A new YouTube policy taking effect today, December 2nd, will allow creators with a focus on gaming to upload videos that contain simulated violence without worrying about being automatically hit by age-restriction gates.
The company’s new policy for gaming is already how YouTube treats other scripted entertainment formats, like television and movies. It will allow future gaming videos that include scripted or simulated violence to possibly be approved directly without an age-gate. That means those videos will be open to everyone, not just those with an account stating they’re over the age of 18. If the violence is extreme and the sole focus of a video, like a finishing move in Mortal Kombat, the video may still be age-gated.
Overall, the policy means there “will be fewer restrictions for violence in gaming,” but YouTube claims it will “still maintain our high bar to protect audiences from real-world violence,” according to a product update.

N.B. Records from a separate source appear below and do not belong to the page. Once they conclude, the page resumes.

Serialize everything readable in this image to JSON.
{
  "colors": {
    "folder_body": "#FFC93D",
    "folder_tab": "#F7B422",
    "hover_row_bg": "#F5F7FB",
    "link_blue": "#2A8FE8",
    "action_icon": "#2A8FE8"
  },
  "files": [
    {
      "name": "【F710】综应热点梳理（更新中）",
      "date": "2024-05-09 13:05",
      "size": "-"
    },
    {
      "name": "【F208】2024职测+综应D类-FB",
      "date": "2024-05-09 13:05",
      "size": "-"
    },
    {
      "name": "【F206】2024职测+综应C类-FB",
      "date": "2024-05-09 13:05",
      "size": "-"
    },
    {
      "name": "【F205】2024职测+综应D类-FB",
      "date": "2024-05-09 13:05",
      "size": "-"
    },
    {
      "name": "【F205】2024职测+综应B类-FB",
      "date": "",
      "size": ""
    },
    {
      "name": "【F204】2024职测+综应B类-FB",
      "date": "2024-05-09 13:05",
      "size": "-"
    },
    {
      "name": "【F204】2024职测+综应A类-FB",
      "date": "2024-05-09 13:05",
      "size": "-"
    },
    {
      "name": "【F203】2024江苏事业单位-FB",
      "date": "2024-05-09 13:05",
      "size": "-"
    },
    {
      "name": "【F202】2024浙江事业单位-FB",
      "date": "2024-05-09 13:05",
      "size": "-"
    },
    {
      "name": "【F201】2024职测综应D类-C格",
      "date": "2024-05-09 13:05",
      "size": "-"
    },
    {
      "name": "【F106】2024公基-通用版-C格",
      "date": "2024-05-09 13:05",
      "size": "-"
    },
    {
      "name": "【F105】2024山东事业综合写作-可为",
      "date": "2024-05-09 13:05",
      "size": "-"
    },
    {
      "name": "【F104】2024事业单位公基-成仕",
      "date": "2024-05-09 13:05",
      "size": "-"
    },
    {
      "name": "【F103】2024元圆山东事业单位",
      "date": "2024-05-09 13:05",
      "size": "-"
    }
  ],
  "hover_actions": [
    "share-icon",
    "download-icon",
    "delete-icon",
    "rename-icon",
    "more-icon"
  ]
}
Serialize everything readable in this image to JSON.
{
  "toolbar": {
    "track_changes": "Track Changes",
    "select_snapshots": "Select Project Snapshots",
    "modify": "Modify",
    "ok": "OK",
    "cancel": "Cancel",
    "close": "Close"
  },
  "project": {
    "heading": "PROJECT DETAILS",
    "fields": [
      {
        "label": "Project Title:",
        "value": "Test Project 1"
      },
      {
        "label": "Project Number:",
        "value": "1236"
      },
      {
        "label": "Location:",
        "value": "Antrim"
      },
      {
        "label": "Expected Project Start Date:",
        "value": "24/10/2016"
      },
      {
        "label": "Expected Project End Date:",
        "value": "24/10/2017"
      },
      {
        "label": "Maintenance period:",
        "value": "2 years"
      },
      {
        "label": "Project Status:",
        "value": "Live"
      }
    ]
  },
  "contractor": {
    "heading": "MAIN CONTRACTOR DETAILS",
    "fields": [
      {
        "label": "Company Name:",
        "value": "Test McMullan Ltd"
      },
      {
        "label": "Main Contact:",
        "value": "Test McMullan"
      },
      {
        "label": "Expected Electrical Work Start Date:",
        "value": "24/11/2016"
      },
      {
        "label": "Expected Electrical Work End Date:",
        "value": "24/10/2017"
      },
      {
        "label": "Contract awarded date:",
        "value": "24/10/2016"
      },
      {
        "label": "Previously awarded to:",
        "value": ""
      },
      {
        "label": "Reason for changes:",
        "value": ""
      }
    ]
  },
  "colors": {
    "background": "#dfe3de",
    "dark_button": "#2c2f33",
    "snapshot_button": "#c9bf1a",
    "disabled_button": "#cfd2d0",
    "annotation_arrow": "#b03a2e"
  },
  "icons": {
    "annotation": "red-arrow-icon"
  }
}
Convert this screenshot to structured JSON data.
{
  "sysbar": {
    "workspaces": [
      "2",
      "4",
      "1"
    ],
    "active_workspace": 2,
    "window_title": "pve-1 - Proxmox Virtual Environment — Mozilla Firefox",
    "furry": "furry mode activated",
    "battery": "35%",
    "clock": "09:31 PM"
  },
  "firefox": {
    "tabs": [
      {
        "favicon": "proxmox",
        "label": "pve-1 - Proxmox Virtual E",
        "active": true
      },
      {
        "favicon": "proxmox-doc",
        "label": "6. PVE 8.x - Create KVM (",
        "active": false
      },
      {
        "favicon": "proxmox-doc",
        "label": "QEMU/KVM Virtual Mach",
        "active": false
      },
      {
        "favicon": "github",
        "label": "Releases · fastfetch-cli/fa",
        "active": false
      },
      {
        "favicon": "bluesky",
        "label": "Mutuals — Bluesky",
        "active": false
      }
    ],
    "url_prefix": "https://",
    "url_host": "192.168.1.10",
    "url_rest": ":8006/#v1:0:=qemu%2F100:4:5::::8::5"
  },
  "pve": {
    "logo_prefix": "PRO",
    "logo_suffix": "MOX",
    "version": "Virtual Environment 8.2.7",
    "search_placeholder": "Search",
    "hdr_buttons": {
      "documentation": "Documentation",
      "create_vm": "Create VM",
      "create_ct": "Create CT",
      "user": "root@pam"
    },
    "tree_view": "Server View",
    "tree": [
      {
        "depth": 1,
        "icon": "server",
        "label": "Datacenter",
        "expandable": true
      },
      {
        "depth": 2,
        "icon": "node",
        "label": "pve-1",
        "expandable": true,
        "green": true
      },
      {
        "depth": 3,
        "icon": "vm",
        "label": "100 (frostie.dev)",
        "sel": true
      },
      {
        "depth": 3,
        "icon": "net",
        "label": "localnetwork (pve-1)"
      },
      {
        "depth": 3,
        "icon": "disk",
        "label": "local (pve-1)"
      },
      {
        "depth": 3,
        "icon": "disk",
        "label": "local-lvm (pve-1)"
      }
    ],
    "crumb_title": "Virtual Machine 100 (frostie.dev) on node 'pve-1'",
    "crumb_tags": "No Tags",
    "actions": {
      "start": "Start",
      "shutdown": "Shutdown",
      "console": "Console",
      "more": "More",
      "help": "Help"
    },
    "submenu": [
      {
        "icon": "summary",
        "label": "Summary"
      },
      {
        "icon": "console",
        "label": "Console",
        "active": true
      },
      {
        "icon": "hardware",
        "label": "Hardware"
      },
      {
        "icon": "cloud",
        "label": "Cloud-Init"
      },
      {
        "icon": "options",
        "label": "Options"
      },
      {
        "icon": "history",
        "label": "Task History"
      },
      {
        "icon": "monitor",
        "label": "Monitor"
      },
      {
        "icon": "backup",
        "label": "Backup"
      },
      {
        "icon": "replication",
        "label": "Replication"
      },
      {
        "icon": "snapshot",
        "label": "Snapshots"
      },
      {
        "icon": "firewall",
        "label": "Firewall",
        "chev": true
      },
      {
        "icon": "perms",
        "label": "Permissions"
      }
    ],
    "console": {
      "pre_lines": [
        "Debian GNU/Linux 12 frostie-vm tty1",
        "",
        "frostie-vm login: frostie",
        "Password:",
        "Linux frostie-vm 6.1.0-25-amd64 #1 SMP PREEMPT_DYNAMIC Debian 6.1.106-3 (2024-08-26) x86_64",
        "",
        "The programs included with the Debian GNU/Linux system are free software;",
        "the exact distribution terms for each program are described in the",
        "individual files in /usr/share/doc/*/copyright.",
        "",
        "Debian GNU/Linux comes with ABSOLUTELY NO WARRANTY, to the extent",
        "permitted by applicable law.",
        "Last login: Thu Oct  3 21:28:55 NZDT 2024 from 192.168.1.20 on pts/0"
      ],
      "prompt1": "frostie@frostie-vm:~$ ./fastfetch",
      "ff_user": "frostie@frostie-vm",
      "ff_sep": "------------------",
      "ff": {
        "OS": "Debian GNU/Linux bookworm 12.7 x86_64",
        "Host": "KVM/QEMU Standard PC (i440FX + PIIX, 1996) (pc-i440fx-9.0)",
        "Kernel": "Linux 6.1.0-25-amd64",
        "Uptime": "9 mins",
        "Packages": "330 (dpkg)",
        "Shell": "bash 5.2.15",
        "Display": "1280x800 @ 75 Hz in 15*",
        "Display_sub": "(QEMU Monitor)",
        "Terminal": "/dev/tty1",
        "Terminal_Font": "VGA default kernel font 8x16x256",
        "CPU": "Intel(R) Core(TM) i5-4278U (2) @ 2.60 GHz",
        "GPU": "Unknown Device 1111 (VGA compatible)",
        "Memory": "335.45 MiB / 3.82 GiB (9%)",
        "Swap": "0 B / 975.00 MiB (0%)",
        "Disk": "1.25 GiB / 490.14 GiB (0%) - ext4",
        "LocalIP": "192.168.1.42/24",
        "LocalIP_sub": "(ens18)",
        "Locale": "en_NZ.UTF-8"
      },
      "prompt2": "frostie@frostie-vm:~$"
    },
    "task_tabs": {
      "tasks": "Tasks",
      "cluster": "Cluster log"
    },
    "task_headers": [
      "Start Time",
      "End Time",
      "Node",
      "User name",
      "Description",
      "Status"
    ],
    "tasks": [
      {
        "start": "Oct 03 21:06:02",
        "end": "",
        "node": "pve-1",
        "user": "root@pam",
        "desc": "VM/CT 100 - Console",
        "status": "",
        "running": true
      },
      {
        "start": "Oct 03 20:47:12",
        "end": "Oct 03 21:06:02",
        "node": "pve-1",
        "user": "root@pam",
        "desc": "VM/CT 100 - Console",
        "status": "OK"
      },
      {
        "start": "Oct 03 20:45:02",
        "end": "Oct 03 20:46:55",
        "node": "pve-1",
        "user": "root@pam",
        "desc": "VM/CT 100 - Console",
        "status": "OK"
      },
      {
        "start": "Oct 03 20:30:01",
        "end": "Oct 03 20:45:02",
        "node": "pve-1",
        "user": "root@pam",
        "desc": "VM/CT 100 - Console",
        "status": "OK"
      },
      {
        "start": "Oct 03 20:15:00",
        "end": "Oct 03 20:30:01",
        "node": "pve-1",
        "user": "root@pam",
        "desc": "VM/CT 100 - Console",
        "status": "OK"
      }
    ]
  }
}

The new policy doesn’t apply to advertisement guidelines, though. If a video is considered too violent for advertisers, even if it’s fine by YouTube’s standards, it still runs the risk of being demonetized. YouTube CEO Susan Wojcicki knows this is an issue for creators, many of whom rely on YouTube’s AdSense program to earn a living. She addressed those concerns in a recent letter to creators.
Overall, the policy means there ‘will be fewer restrictions for violence in gaming’
“We’re working to identify advertisers who are interested in edgier content, like a marketer looking to promote an R-rated movie, so we can match them with creators whose content fits their ads,” Wojcicki wrote. “In its first month, this program resulted in hundreds of thousands of dollars in ads on yellow icon videos [referring to an icon that appears to creators when their videos are demonetized].”
YouTubers have aired their frustrations with YouTube’s advertising system as it pertains to gaming content for years. Many gaming YouTubers have suggested that unless they’re playing something family-friendly — like Minecraft or Fortnite — their videos are unlikely to receive ads.
When moderator and well-known YouTube creator Matthew “MatPat” Patrick asked Wojcicki at a recent gaming summit about demonetization problems facing game-centric creators, she admitted that some advertisers are wary: “YouTube as a platform, we act on behalf of our advertisers,” Wojcicki told Patrick. “So I looked at what advertisers want to advertise on, they opt out of topics like sensitive subjects. Gaming is actually not high up on the list. Gaming is a relatively newer area for advertisers. We’ve actually been trying to invest in advertisers understanding why this is an important vertical.”
For now, it’s one step at a time.